Dancer and choreographer Yang Liping is bringing her latest production Peacock to the 2012 Dance Festival of the National Center for the Performing Arts. The 32-day festival will showcase 13 dance performances from home and abroad, with Peacock as its opening show.
"I'm never a professional dancer, but am a dancer for life. The peacock dance is a kind of totem, and human belief. It's about one's life experience," says Yang, 54, from the Bai ethnic group in Yunnan province.
In the 2012 Spring Festival Gala, Yang, together with the 34-year-old Wang Di, performed Love of Peacock, which demonstrates the beauty of peacocks and that Yang, even in her 50s, can still dance like a spirited youth.

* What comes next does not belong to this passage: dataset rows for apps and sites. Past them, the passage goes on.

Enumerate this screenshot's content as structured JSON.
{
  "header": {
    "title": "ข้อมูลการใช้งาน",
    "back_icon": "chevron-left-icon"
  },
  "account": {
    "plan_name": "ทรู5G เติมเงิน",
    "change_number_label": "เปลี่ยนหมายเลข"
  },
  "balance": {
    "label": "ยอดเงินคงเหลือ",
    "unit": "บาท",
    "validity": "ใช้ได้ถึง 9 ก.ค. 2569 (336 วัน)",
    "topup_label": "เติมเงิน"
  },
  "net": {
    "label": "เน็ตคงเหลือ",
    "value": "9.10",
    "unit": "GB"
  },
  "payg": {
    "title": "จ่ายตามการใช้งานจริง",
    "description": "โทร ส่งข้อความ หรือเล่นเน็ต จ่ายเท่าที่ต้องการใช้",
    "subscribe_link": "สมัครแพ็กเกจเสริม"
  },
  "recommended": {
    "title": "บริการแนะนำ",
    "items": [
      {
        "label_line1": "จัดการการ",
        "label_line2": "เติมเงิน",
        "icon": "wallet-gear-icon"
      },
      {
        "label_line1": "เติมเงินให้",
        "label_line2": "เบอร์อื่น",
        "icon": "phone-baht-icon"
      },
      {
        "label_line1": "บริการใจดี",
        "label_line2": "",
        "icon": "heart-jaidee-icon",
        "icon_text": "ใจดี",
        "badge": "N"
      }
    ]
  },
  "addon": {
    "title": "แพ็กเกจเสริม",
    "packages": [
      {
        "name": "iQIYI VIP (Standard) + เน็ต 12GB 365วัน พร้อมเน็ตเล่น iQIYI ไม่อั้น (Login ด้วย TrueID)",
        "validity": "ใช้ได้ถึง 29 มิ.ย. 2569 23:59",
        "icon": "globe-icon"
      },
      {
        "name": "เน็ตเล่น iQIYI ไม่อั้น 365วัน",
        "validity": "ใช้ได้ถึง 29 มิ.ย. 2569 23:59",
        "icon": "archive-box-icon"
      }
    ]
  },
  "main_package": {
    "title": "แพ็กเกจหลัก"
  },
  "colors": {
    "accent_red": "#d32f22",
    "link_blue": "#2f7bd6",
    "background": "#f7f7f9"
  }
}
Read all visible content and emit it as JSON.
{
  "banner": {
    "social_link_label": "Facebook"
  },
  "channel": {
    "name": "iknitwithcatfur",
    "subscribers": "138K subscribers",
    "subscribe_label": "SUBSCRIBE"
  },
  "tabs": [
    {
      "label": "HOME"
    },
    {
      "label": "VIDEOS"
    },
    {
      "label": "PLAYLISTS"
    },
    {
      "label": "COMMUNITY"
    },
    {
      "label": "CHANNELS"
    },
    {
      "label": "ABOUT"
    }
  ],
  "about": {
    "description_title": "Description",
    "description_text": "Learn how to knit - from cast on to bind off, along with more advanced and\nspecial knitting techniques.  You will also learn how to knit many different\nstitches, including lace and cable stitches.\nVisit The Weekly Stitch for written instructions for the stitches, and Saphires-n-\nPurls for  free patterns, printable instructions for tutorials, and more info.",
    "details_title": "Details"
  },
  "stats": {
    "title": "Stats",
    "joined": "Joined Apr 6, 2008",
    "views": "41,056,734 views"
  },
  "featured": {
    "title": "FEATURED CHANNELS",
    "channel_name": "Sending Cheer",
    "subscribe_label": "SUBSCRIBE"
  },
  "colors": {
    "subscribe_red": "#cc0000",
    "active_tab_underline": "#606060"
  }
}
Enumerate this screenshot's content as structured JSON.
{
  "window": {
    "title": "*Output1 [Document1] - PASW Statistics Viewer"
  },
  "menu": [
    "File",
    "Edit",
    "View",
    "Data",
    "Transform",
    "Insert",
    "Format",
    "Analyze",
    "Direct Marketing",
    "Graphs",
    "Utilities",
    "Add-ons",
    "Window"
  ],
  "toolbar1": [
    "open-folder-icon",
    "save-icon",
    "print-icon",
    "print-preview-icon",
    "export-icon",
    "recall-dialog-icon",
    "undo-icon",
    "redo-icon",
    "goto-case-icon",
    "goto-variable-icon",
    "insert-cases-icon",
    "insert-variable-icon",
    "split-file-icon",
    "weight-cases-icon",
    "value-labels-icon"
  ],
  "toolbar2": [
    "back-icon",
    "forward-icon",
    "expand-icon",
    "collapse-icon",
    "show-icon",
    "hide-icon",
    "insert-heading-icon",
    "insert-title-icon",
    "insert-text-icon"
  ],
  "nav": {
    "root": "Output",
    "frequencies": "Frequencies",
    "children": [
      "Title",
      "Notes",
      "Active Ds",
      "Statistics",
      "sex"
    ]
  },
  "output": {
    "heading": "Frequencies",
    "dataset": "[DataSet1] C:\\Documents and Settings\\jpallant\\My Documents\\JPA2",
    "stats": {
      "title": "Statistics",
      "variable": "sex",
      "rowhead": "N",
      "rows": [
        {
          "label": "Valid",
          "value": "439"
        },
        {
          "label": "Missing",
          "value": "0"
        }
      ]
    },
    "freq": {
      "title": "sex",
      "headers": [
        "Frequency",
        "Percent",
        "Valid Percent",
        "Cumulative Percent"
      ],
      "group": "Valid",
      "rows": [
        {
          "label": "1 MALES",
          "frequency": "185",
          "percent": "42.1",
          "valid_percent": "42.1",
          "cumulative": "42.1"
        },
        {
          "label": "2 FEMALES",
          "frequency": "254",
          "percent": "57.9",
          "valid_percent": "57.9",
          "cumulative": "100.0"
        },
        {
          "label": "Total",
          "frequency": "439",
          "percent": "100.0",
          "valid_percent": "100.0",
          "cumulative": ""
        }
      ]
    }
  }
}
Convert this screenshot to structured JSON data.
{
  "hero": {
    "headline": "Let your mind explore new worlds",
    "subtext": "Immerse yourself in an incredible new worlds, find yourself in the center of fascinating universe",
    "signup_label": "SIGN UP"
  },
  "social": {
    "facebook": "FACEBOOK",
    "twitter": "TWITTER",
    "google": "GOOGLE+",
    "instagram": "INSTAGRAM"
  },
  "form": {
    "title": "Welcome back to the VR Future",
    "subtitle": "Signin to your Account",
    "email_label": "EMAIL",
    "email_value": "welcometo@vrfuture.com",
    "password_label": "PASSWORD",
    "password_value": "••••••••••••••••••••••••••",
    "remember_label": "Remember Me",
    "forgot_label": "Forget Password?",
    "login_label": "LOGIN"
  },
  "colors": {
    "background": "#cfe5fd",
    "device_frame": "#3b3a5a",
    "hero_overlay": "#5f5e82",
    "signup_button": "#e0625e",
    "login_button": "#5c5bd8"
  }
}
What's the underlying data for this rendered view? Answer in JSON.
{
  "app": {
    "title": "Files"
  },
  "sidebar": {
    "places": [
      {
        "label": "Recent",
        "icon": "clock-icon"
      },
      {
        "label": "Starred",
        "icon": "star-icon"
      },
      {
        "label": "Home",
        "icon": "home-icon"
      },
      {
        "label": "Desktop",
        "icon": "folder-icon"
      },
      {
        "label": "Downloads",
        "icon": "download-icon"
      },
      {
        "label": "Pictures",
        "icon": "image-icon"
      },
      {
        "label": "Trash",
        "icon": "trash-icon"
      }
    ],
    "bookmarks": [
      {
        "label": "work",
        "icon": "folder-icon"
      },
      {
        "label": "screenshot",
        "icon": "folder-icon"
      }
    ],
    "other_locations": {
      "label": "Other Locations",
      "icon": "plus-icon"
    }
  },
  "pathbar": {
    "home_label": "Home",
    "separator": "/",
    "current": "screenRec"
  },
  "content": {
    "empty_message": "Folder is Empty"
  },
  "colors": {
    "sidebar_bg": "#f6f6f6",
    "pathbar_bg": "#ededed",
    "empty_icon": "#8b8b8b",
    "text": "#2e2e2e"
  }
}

"I've always been on the dancing stage, and now I want to be in the background after this performance," says Yang, who has the nickname "peacock princess".
"I feel lucky to cooperate with Yang again, and surely I'm under great pressure," says Wang, who plays the male peacock in the performance. "I admire her persistence toward arts and dancing. I've been keeping fit by dieting and running just for the performance."
They started rehearsals in August 2011 and premiered the production late this summer in Kunming, Yunnan province, to launch a tour of about 10 cities in China. It's about a love story between two peacocks and a crow.
"I just blend my love for nature and my years of experience about life into the four seasons, which are very significant for life," she says.
"The Bai people admire the peacock, while the Han people love the phoenix. But both are embodiments of Oriental beauty."
She says the performance is neither about the Bai or Dai ethnic groups. It's about the creative choreography of various things. The peacock symbolizes animals as well as human beings.
"We are not seeking inspiration from folk dance but, rather, from the individual dancer's experience and imagination," she says.
She says she has invited the best men for music, lighting and art direction, including Tim Yip, winner of the Academy Award for Best Art Direction for Ang Lee's Crouching Tiger, Hidden Dragon.
Yang's 13-year-old niece Cai Qi played the role of time in the performance.
"Time is very important to life, because no one can stop it. The performance demonstrates the process of life and the four seasons, so we need physical movements to represent the lapse of time," Yang says.
The young teenager has to gyrate more than 3,000 times continually from the show's beginning to end on one side of the stage.
"My character means that whatever happens in the world, nature and life will go in accordance with the rules. I've practiced for the character for almost a year, and I feel no dizziness onstage at all. I guess it's my gift," Cai says.
Her debut on the stage was when she was 1 and a half years old at Yang's Dynamic Yunnan show, which has been performed more than 3,000 times around the world.
"When I was a kid, I thought dancing was very beautiful," she says.
Yang says that around ages 2 or 3, she would watch the dance rehearsal until 2 am and was unwilling to go to bed.
"It's unique that she loved dancing when she was a kid and persisted with it. She improved greatly in many aspects. Although she has never studied dancing in a professional school, she has learned much in our team," Yang says.
But she suggests Cai's best is yet to come. "I believe the most creative and productive period for a dancer is when one is about 30, after accumulating sufficient experience."
She says when she produced Dynamic Yunnan, it was about a cultural heritage. But in Peacock, it's about an attitude of creating a unique dance.
"Since I've created something new now, it would become a heritage after 100 years," she says.
By Xu Lin